“I am going to approach it like I am going to be in there, and kind of just go from there,” said Bulaga, whose college debut at Iowa ironically came at Soldier Field in 2007 against Northern Illinois. “That’s how I kind of approach every week. Prepare like I am going to be starting, and then if I get my opportunity, then I get my opportunity.

“Chad is the starting left tackle. I think everyone has made that clear here. I know that, I think everyone else knows that, but every week I prepare myself going in thinking, ‘Hey, I could get an opportunity.’”

After the break
After the Packers scored a touchdown and two field goals on their first three possessions in the first half last Sunday against Buffalo, the offense struggled in the second quarter, failing to convert a single third down as it went three-and-out on two second-quarter drives.

As the Packers took a 13-7 lead into halftime, they were greeted by an animated McCarthy in the locker room.

“It is important to see your coach and see how passionate he is and deliver that, but the second half was all about execution,” Rodgers said. “The first half we didn’t convert third downs and the second half we did, and we scored on three straight possessions.

“I know Mike doesn’t want to do that every week and I don’t really think we want to hear that every week either.”

Linebacker Brandon Chillar picked off a Trent Edwards pass on the opening possession of the second half, which gave the offense a short field as it took over at Buffalo’s 39-yard line. Rodgers led the unit on a seven-play drive that was capped off with a 7-yard touchdown pass to Donald Driver, the first of three straight touchdown drives for Green Bay.

The Packers have scored touchdowns on their opening possession of the second half in both games, one of only two teams (Seattle) in the NFL to do so this season. Last year Green Bay scored 20 points all year on its first possessions of the second half.

“(The halftime speeches are) not always in a negative light,” wide receiver Greg Jennings said. “A lot of times we bring them on ourselves because we miss opportunities. Obviously we were up in the game but we felt like we missed a lot of opportunities there in the second quarter. We got off to a fast start and then kind of lulled there in the second quarter.

“That is unacceptable for the type of offense and type of team we are trying to be. You come in at halftime and you don’t want your team to fall into that trap of complacency, so you have got to ride them. He jumped on us and we came back out there in the third quarter and jumped all over them, so it worked.”

Injury/participation update
Fullback Korey Hall (hip) and linebacker Brady Poppinga (knee) did not participate in Thursday’s practice.

Clifton, tight end Tom Crabtree (arch), defensive end Cullen Jenkins (hand), linebacker Brad Jones (knee) and defensive end Mike Neal (side/rib) were all limited.

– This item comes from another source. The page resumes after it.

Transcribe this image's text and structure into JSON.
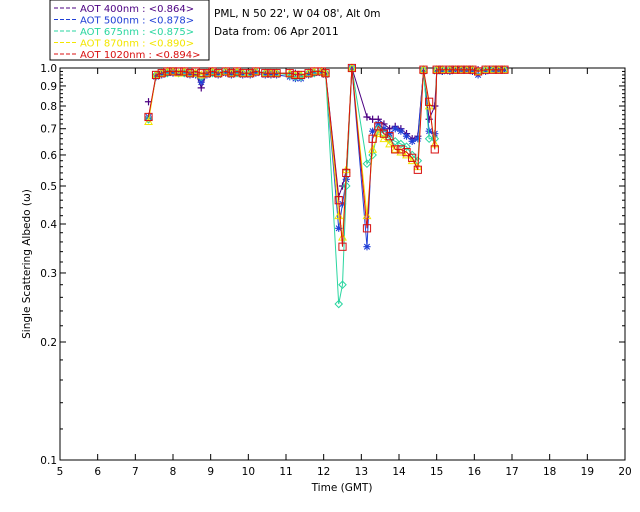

Neal, who has missed the first two games with the injury, said he participated in about 75 percent of practice and is hopeful that he will be able to make his pro debut on Monday night.

“Mike did OK,” McCarthy said. “I’m curious to see how he responds in the morning. I don’t think he took every single rep. I had a chance to watch him a little bit during the defensive reps. It was good to have him back out there. He needs the work. He’s a young player.

“I really want to see him go in the padded work tomorrow. We went in shells today because the medical report wasn’t where it needed to be, so we took a step back and went shells and we’ll put the pads on tomorrow, so tomorrow will be a big day for Mike.”

Linebackers Desmond Bishop (hamstring) and Clay Matthews (hamstring), safety Derrick Martin (ankle), and cornerbacks Brandon Underwood (shoulder) and Charles Woodson (toe) participated fully.

It was the first time Underwood was a full participant in practice since injuring his shoulder in the Aug. 26 preseason game against Indianapolis.

For Chicago, linebacker Lance Briggs (ankle), tackle Chris Williams (hamstring) and safety Major Wright (hamstring) did not participate in Thursday’s practice.

Defensive end Israel Idonije (foot) and linebackers Brian Iwuh (quad) and Nick Roach (hamstring) were limited participants.

Additional coverage – Sept. 23